Material supplied
##############################
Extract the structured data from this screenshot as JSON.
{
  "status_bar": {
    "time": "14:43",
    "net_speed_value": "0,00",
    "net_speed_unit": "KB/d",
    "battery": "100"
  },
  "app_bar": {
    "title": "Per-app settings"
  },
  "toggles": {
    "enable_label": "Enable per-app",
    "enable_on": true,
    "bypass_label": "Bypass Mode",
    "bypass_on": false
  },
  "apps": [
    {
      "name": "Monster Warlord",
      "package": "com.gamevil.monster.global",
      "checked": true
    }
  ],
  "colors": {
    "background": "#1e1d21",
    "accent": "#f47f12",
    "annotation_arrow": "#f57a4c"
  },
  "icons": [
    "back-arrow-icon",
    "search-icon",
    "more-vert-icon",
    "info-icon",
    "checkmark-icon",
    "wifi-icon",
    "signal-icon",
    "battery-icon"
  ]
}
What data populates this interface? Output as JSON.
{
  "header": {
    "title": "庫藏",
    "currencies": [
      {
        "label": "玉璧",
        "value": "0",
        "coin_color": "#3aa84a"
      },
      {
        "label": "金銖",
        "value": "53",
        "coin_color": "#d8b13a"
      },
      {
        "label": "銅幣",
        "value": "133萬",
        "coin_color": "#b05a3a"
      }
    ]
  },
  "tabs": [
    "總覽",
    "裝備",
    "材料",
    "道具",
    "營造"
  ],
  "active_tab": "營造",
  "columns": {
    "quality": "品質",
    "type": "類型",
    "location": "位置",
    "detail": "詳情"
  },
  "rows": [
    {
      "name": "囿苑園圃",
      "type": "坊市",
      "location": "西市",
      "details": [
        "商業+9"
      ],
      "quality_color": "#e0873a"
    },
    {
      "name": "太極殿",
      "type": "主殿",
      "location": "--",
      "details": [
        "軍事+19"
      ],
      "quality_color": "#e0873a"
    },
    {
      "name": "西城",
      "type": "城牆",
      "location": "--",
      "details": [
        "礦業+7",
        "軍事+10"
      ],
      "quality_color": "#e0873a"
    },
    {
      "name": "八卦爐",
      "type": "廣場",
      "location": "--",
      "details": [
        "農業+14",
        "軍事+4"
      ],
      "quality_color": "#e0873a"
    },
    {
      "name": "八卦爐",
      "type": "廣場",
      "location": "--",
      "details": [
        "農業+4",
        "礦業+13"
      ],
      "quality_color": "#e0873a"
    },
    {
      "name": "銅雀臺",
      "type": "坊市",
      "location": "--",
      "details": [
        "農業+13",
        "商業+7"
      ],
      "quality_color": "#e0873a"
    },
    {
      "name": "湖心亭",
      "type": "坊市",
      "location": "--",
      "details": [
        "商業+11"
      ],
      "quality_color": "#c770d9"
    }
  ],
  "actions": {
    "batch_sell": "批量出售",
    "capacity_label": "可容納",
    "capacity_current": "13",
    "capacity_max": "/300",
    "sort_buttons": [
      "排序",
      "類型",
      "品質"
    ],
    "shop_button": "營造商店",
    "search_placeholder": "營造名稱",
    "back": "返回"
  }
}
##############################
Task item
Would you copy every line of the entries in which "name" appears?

Solution below
      "name": "Monster Warlord",
      "name": "囿苑園圃",
      "name": "太極殿",
      "name": "西城",
      "name": "八卦爐",
      "name": "八卦爐",
      "name": "銅雀臺",
      "name": "湖心亭",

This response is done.